After working three and a half years in Maracaibo’s heat, we were transferred to Barquisimeto, an interior city, much cooler. An entirely different type of city, its people are very fanatical, poor, and much more than half of them cannot read. That meant we had to work a little harder to find the sheep, and now we have in this place a strong, growing, clean organization. Our hearts go out to these people; they are so blinded by the Catholic priests who continually warn them against us and the Bible. One day while I was witnessing in a store a Catholic priest stepped up and grabbed a booklet from my hand, tore it in four pieces and tried to hand it back to me. I told him it was my property and he would have to pay for it. He fished around in his skirts and came up with the price of the booklet. He didn’t utter a word.
When the “saints” are carried from one church to another thousands of people walk in the streets, carrying lighted candles. Most of them have never seen a Bible, nor do they know who Jehovah is. One woman told me she had her own god and ran into the house and came out with an image of Mary. She said: “This is my god.”

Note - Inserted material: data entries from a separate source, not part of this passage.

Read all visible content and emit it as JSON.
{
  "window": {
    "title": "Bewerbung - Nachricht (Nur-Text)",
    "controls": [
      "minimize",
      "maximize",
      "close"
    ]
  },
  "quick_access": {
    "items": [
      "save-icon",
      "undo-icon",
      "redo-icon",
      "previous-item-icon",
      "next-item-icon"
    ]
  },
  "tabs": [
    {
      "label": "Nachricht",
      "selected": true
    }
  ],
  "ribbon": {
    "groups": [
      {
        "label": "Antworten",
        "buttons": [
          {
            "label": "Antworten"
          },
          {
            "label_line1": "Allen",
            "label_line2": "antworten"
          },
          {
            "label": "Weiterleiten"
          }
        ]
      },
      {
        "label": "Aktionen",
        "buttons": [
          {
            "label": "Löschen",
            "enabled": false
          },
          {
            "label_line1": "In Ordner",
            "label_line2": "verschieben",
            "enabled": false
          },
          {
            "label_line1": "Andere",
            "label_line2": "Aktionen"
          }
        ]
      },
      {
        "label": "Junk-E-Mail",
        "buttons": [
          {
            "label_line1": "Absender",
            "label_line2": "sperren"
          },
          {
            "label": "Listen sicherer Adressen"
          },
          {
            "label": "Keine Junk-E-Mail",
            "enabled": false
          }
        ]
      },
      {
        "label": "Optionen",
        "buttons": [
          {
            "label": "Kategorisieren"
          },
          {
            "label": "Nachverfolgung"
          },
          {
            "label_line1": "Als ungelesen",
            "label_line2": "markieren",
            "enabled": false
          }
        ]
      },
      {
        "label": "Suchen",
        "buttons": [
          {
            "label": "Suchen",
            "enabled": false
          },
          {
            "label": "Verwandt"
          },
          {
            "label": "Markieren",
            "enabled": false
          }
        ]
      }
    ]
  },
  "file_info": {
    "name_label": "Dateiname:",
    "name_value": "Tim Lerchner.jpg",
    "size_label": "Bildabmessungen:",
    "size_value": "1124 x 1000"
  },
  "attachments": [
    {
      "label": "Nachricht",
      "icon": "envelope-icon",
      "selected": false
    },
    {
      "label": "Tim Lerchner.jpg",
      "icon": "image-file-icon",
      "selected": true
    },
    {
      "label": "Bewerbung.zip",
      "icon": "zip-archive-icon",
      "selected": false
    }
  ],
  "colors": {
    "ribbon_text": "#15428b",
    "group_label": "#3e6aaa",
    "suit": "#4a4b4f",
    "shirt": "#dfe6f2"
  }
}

What better career could I have chosen for pursuing my purpose in life than to be a foreign missionary and have the privilege of introducing the Bible, God’s holy word of truth, to these people? Where could I have received more blessings than have been mine in this missionary assignment? Often I think of the rich blessings I would have missed had it become necessary for me to return to my home land during the first few months or first year in my assignment. I would not have learned a new language, nor learned to live in the tropics, where I can enjoy the beautiful flowers that bloom all year round, eat new foods, see congregations spring up where the truth had never been heard of, and associate with the “other sheep” of a different race.
I could just go on and write a book on the joys of being a missionary, but I think the time can be better spent by me in preaching and I’ll let the pages be the “other sheep,” and bind them in love and gild the edges in happiness. Thanks be to Jehovah for giving me the privilege of being a missionary.
Jesus said to him: “If you want to be complete, go sell your belongings and give to the poor and you will have treasure in heaven, and come be my follower.”—Matt. 19:21, NW.